<p>(by Juntas, CC BY-SA 4.0 Wikimedia Commons)</p>
  • Europe /
  • Portugal /
  • Tomar

An itinerary that aims to discover Tomar, a small town with a strong connection to the ancient Templar Order.

Church Santa Maria do Olival
(by Sanrafae, CC BY-SA 4.0 Wikimedia Commons)
(by Sanrafae, CC BY-SA 4.0 Wikimedia Commons)

(by Sanrafae, CC BY-SA 4.0 Wikimedia Commons)

This small, ancient-looking church, with its brick façade and Gothic style, immediately draws attention to times gone by. Yet, perhaps because of its ancient aura or the peculiar carvings on the stone, one immediately feels that these walls preserve secrets unchanged over time. 

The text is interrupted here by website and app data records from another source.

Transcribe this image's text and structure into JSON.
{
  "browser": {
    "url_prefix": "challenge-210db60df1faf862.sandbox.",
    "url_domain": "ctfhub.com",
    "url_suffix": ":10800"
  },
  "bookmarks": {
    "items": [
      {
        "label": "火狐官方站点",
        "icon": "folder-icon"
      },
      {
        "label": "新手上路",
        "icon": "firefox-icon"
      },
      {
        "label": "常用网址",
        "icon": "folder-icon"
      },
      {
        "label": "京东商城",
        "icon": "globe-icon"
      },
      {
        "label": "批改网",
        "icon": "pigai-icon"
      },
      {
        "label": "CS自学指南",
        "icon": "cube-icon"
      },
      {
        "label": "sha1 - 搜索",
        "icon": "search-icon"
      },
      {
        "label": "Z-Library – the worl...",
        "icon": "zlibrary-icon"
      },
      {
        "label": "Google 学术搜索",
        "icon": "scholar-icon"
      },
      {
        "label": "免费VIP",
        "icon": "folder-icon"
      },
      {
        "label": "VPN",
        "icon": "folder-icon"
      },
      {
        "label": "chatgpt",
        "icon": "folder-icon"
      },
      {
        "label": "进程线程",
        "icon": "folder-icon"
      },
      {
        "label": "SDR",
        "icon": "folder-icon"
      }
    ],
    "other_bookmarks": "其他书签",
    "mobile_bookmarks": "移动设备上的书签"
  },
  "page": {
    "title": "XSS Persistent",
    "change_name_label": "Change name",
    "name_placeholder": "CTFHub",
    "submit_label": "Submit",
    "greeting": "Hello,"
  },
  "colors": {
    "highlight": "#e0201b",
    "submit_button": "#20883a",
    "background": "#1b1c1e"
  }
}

Santa Maria do Olival was built in the second half of the 13th century for Provincial Master Gualdim Pais of the Order of the Temple, known as the Templar Order. The church served as a burial place for the Knights Templar of Tomar and later for the Knights of the Order of Christ, which succeeded in the 14th century. 

To explain this renowned organisation’s background, it is necessary to take a step back in time and discover the origin of the Templars.

The birth of the Order has its roots in the Holy Land, the region between the Mediterranean Sea and the Jordan River, currently divided between the State of Israel and the territories administered by the Palestinian Authority.

At that time, the church claimed Jerusalem as a Christian domain and, after sensitising European rulers to the issue, united them under one banner, the Christian one. Pope Urban II launched the first military expedition in 1095 CE, which resulted in a savage and endless war that pitted the Christian forces of the West (today’s Europe) against the Muslim kingdoms of the East. 

The site of the conflict was the current territories of Turkey, Syria, Lebanon, Jordan, Israel and Egypt, mainly concentrated in that portion of land sacred to few religions, the Holy Land.

Pilgrims from all over Europe trodden this land’s routes. Driven by Christian faith, hundreds of thousands set out on a long journey to Jerusalem, the holy destination. However, this crossroads of people intent on purifying their souls was often attacked and plundered along the way. Such events were the apparent motivation for the birth of the Templar Order, to defend the holy places and pilgrims from any external threat. 

So it was that in 1119 CE, amid wars between Christian and Islamic forces, when a group of knights decided to found the original nucleus of the Templar Order, giving themselves the task of ensuring the safety of the many European pilgrims who continued to visit Jerusalem.

The order was formalised in 1129 CE, assuming a monastic rule, with the support of Bernard of Clairvaux, an influential French monk and abbot. The dual role of monks and fighters, which characterised the Templar order in its mature years, naturally aroused perplexity in Christian circles. Nevertheless, through the years, the Templars acquired so much power that they became one of the most influential organisations of their times, surpassing the political strength of duchies, kings, queens, and even the pope. Their expansion was inevitable, leading the Templar order to possess lands and strongholds, throughout the Mediterranean and Europe, just as in this case in Tomar. 

Today, it is possible to see this church, which brings back memories of those bygone days, characterised by this curious combination of religiosity and military power of the Templars.

In the church lies the tomb of Gualdim Pais, Master at the head of the Order’s provincial dominion. In addition, the church still preserves the original stele from 1195 CE, on which Gothic inscriptions are visible.

The present building is primarily the result of a reconstruction completed in the 13th century in Early Gothic style. The main façade has a rose window and a simple portal with few archivolts. The church has three naves covered by a wooden roof, and the columns supporting the arches have no capitals. A Gothic cross vault stands in the main chapel in the apse. The small rose window on the east wall is shaped like a pentagram, renewed templar symbol.

The building was restored in the 16th century, and a few chapels were added in the southern part of the church. There are notable elements such as the Virgin and Child (early 16th century) in the main altar or the funeral monument of Diogo Pinheiro, the first bishop of Funchal, a work full of finesse dating back to the Renaissance (1525) that can be admired on the wall of the main chapel.


1. Church Santa Maria do Olival

2. Gualdim Pais’ Statue

3. The stronghold

4. Convent of Christ